As many of my students initially often read for speed rather than for understanding, primary documents tend to trip them up – particularly when there are a number of difficult words in them. In my inclusion grad class, we have been discussing the need for procedures for some students that enables them to tackle tasks with a clear path forward.
With that in mind, I’ve been working on one to address reading primary or dense secondary documents – a procedure to get a general understanding of a letter, piece of legislature…really anything that is written. Note: This is not intended to be the only thing we do with primary documents, but it will simply be our first step.
This is my procedure so far:
- Read to get initial reactions or ideas from passage.
- Replace troublesome words with definitions or synonyms.
- Reread with the replaced words. Does this make more sense now?
- Reflect on the importance of the document, the author, and the time period. Is this a new or contrary idea? What argument does it address/set up?

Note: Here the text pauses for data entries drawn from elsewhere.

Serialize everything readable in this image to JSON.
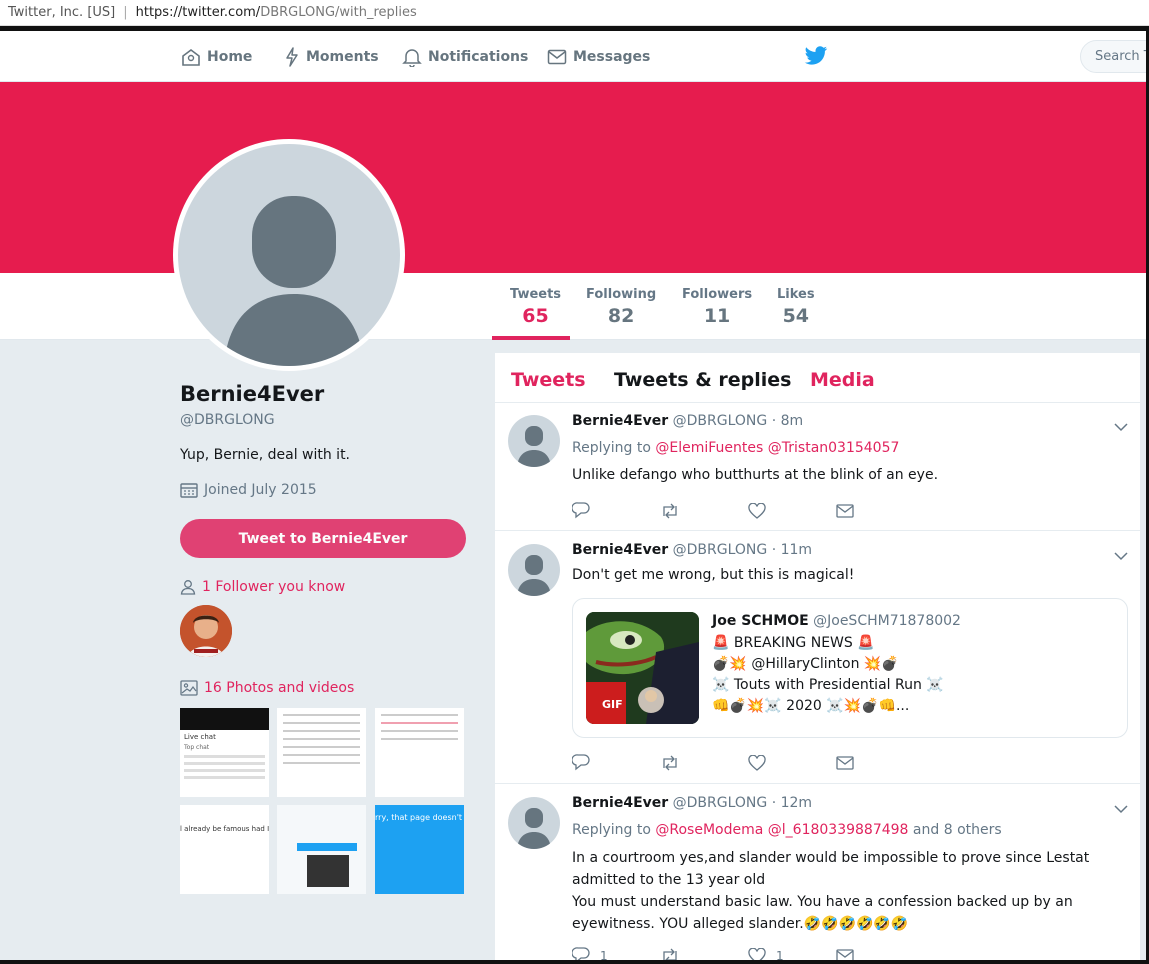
{
  "browser": {
    "site_identity": "Twitter, Inc. [US]",
    "url_prefix": "https://twitter.com/",
    "url_path": "DBRGLONG/with_replies"
  },
  "nav": {
    "home": "Home",
    "moments": "Moments",
    "notifications": "Notifications",
    "messages": "Messages",
    "search_placeholder": "Search Twitter"
  },
  "colors": {
    "banner": "#e61c4e",
    "accent": "#e0245e"
  },
  "stats": [
    {
      "label": "Tweets",
      "value": "65"
    },
    {
      "label": "Following",
      "value": "82"
    },
    {
      "label": "Followers",
      "value": "11"
    },
    {
      "label": "Likes",
      "value": "54"
    }
  ],
  "profile": {
    "name": "Bernie4Ever",
    "handle": "@DBRGLONG",
    "bio": "Yup, Bernie, deal with it.",
    "joined": "Joined July 2015",
    "tweet_to_button": "Tweet to Bernie4Ever",
    "followers_you_know": "1 Follower you know",
    "photos_videos": "16 Photos and videos"
  },
  "thumbnails": {
    "t1_title": "Live chat",
    "t1_sub": "Top chat",
    "t4_text": "l already be famous had I rocks",
    "t6_text": "rry, that page doesn't e"
  },
  "timeline_tabs": {
    "tweets": "Tweets",
    "tweets_replies": "Tweets & replies",
    "media": "Media"
  },
  "tweets": [
    {
      "name": "Bernie4Ever",
      "handle": "@DBRGLONG",
      "time": "· 8m",
      "replying_prefix": "Replying to",
      "mention1": "@ElemiFuentes",
      "mention2": "@Tristan03154057",
      "text": "Unlike defango who butthurts at the blink of an eye."
    },
    {
      "name": "Bernie4Ever",
      "handle": "@DBRGLONG",
      "time": "· 11m",
      "text": "Don't get me wrong, but this is magical!",
      "quote": {
        "name": "Joe SCHMOE",
        "handle": "@JoeSCHM71878002",
        "line1": "🚨 BREAKING NEWS 🚨",
        "line2": "💣💥 @HillaryClinton 💥💣",
        "line3": "☠️ Touts with Presidential Run ☠️",
        "line4": "👊💣💥☠️ 2020 ☠️💥💣👊...",
        "gif": "GIF"
      }
    },
    {
      "name": "Bernie4Ever",
      "handle": "@DBRGLONG",
      "time": "· 12m",
      "replying_prefix": "Replying to",
      "mention1": "@RoseModema",
      "mention2": "@l_6180339887498",
      "others": "and 8 others",
      "text1": "In a courtroom yes,and slander would be impossible to prove since Lestat admitted to the 13 year old",
      "text2": "You must understand basic law. You have a confession backed up by an eyewitness. YOU alleged slander.🤣🤣🤣🤣🤣🤣",
      "reply_count": "1",
      "like_count": "1"
    }
  ]
}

- Rewrite the passage in a smaller chunk to demonstrate your understanding.
If at this point the student is off-base, I can easily see where they are and how I can offer additional support!
Thoughts? What are some ways you teach reading primary documents?